## Try it
Repeat the entries shown below with every word and mark intact.

####

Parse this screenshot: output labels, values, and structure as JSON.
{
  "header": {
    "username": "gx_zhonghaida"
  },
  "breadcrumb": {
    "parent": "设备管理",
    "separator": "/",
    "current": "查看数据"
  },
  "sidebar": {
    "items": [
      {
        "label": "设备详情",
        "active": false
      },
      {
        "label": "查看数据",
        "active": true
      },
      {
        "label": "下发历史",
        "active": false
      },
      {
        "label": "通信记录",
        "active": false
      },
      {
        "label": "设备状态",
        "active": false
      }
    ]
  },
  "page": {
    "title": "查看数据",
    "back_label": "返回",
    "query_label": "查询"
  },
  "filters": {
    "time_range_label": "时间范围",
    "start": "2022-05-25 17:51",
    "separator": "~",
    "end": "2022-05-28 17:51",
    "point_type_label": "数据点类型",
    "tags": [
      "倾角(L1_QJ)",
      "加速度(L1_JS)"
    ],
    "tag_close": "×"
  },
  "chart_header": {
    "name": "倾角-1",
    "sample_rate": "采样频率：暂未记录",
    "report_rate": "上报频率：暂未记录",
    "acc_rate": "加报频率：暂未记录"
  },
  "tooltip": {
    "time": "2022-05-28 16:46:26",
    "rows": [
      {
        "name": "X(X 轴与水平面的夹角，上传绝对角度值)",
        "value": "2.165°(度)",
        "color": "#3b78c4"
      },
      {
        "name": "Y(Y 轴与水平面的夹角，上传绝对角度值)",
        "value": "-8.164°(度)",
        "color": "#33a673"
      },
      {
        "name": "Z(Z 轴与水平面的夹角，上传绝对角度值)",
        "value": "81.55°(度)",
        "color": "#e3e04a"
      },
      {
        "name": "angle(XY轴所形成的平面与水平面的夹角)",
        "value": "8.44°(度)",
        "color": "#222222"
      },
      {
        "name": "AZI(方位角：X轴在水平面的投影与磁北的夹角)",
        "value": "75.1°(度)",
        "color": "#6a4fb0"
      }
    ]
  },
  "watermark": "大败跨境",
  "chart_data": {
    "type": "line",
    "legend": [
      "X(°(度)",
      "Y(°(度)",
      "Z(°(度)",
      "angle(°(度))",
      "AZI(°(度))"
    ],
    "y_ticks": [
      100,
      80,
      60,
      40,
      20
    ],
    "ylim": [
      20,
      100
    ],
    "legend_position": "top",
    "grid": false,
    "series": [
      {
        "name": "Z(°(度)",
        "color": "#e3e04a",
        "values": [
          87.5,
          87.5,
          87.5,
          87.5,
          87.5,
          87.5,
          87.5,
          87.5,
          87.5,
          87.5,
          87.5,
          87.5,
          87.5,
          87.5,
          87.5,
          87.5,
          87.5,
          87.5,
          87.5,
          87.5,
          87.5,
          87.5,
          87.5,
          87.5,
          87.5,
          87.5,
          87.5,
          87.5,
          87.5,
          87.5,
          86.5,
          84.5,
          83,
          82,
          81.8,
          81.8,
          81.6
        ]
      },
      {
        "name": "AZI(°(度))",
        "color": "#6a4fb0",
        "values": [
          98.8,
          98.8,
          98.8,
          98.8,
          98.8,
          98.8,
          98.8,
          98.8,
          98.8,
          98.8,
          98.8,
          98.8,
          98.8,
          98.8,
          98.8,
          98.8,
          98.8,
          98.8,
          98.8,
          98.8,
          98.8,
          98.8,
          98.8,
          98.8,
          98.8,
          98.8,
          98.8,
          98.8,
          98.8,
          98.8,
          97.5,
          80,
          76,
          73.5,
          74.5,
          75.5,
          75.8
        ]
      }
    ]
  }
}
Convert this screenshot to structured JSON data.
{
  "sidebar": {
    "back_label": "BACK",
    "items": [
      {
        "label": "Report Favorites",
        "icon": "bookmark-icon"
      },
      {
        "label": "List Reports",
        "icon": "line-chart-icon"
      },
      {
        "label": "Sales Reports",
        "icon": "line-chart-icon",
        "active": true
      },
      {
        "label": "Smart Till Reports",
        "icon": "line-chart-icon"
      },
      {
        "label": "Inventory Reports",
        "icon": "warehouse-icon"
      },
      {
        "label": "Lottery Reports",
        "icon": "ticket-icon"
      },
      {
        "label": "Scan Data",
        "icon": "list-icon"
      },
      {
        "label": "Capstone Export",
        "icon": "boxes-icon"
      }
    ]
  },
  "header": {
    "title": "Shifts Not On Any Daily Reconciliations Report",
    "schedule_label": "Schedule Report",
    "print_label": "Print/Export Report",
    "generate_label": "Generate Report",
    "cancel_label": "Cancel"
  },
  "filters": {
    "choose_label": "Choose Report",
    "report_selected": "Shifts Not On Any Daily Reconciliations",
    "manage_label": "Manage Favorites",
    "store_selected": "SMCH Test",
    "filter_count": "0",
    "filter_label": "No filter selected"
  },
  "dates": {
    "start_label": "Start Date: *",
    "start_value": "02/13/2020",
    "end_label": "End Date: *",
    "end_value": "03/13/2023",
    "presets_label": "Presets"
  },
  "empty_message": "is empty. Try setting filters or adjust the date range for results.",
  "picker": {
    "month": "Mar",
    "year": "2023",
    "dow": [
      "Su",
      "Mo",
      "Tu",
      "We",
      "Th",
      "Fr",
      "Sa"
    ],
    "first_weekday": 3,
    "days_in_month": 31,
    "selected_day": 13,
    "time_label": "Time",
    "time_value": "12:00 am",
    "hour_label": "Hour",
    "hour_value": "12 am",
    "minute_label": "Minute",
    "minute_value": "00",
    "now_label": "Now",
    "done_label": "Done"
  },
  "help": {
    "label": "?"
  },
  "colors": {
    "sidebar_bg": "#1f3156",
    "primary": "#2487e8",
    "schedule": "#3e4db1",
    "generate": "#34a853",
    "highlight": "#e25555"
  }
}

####

## Result of the exercise
Parse this screenshot: output labels, values, and structure as JSON.
{
  "header": {
    "username": "gx_zhonghaida"
  },
  "breadcrumb": {
    "parent": "设备管理",
    "separator": "/",
    "current": "查看数据"
  },
  "sidebar": {
    "items": [
      {
        "label": "设备详情",
        "active": false
      },
      {
        "label": "查看数据",
        "active": true
      },
      {
        "label": "下发历史",
        "active": false
      },
      {
        "label": "通信记录",
        "active": false
      },
      {
        "label": "设备状态",
        "active": false
      }
    ]
  },
  "page": {
    "title": "查看数据",
    "back_label": "返回",
    "query_label": "查询"
  },
  "filters": {
    "time_range_label": "时间范围",
    "start": "2022-05-25 17:51",
    "separator": "~",
    "end": "2022-05-28 17:51",
    "point_type_label": "数据点类型",
    "tags": [
      "倾角(L1_QJ)",
      "加速度(L1_JS)"
    ],
    "tag_close": "×"
  },
  "chart_header": {
    "name": "倾角-1",
    "sample_rate": "采样频率：暂未记录",
    "report_rate": "上报频率：暂未记录",
    "acc_rate": "加报频率：暂未记录"
  },
  "tooltip": {
    "time": "2022-05-28 16:46:26",
    "rows": [
      {
        "name": "X(X 轴与水平面的夹角，上传绝对角度值)",
        "value": "2.165°(度)",
        "color": "#3b78c4"
      },
      {
        "name": "Y(Y 轴与水平面的夹角，上传绝对角度值)",
        "value": "-8.164°(度)",
        "color": "#33a673"
      },
      {
        "name": "Z(Z 轴与水平面的夹角，上传绝对角度值)",
        "value": "81.55°(度)",
        "color": "#e3e04a"
      },
      {
        "name": "angle(XY轴所形成的平面与水平面的夹角)",
        "value": "8.44°(度)",
        "color": "#222222"
      },
      {
        "name": "AZI(方位角：X轴在水平面的投影与磁北的夹角)",
        "value": "75.1°(度)",
        "color": "#6a4fb0"
      }
    ]
  },
  "watermark": "大败跨境",
  "chart_data": {
    "type": "line",
    "legend": [
      "X(°(度)",
      "Y(°(度)",
      "Z(°(度)",
      "angle(°(度))",
      "AZI(°(度))"
    ],
    "y_ticks": [
      100,
      80,
      60,
      40,
      20
    ],
    "ylim": [
      20,
      100
    ],
    "legend_position": "top",
    "grid": false,
    "series": [
      {
        "name": "Z(°(度)",
        "color": "#e3e04a",
        "values": [
          87.5,
          87.5,
          87.5,
          87.5,
          87.5,
          87.5,
          87.5,
          87.5,
          87.5,
          87.5,
          87.5,
          87.5,
          87.5,
          87.5,
          87.5,
          87.5,
          87.5,
          87.5,
          87.5,
          87.5,
          87.5,
          87.5,
          87.5,
          87.5,
          87.5,
          87.5,
          87.5,
          87.5,
          87.5,
          87.5,
          86.5,
          84.5,
          83,
          82,
          81.8,
          81.8,
          81.6
        ]
      },
      {
        "name": "AZI(°(度))",
        "color": "#6a4fb0",
        "values": [
          98.8,
          98.8,
          98.8,
          98.8,
          98.8,
          98.8,
          98.8,
          98.8,
          98.8,
          98.8,
          98.8,
          98.8,
          98.8,
          98.8,
          98.8,
          98.8,
          98.8,
          98.8,
          98.8,
          98.8,
          98.8,
          98.8,
          98.8,
          98.8,
          98.8,
          98.8,
          98.8,
          98.8,
          98.8,
          98.8,
          97.5,
          80,
          76,
          73.5,
          74.5,
          75.5,
          75.8
        ]
      }
    ]
  }
}
Convert this screenshot to structured JSON data.
{
  "sidebar": {
    "back_label": "BACK",
    "items": [
      {
        "label": "Report Favorites",
        "icon": "bookmark-icon"
      },
      {
        "label": "List Reports",
        "icon": "line-chart-icon"
      },
      {
        "label": "Sales Reports",
        "icon": "line-chart-icon",
        "active": true
      },
      {
        "label": "Smart Till Reports",
        "icon": "line-chart-icon"
      },
      {
        "label": "Inventory Reports",
        "icon": "warehouse-icon"
      },
      {
        "label": "Lottery Reports",
        "icon": "ticket-icon"
      },
      {
        "label": "Scan Data",
        "icon": "list-icon"
      },
      {
        "label": "Capstone Export",
        "icon": "boxes-icon"
      }
    ]
  },
  "header": {
    "title": "Shifts Not On Any Daily Reconciliations Report",
    "schedule_label": "Schedule Report",
    "print_label": "Print/Export Report",
    "generate_label": "Generate Report",
    "cancel_label": "Cancel"
  },
  "filters": {
    "choose_label": "Choose Report",
    "report_selected": "Shifts Not On Any Daily Reconciliations",
    "manage_label": "Manage Favorites",
    "store_selected": "SMCH Test",
    "filter_count": "0",
    "filter_label": "No filter selected"
  },
  "dates": {
    "start_label": "Start Date: *",
    "start_value": "02/13/2020",
    "end_label": "End Date: *",
    "end_value": "03/13/2023",
    "presets_label": "Presets"
  },
  "empty_message": "is empty. Try setting filters or adjust the date range for results.",
  "picker": {
    "month": "Mar",
    "year": "2023",
    "dow": [
      "Su",
      "Mo",
      "Tu",
      "We",
      "Th",
      "Fr",
      "Sa"
    ],
    "first_weekday": 3,
    "days_in_month": 31,
    "selected_day": 13,
    "time_label": "Time",
    "time_value": "12:00 am",
    "hour_label": "Hour",
    "hour_value": "12 am",
    "minute_label": "Minute",
    "minute_value": "00",
    "now_label": "Now",
    "done_label": "Done"
  },
  "help": {
    "label": "?"
  },
  "colors": {
    "sidebar_bg": "#1f3156",
    "primary": "#2487e8",
    "schedule": "#3e4db1",
    "generate": "#34a853",
    "highlight": "#e25555"
  }
}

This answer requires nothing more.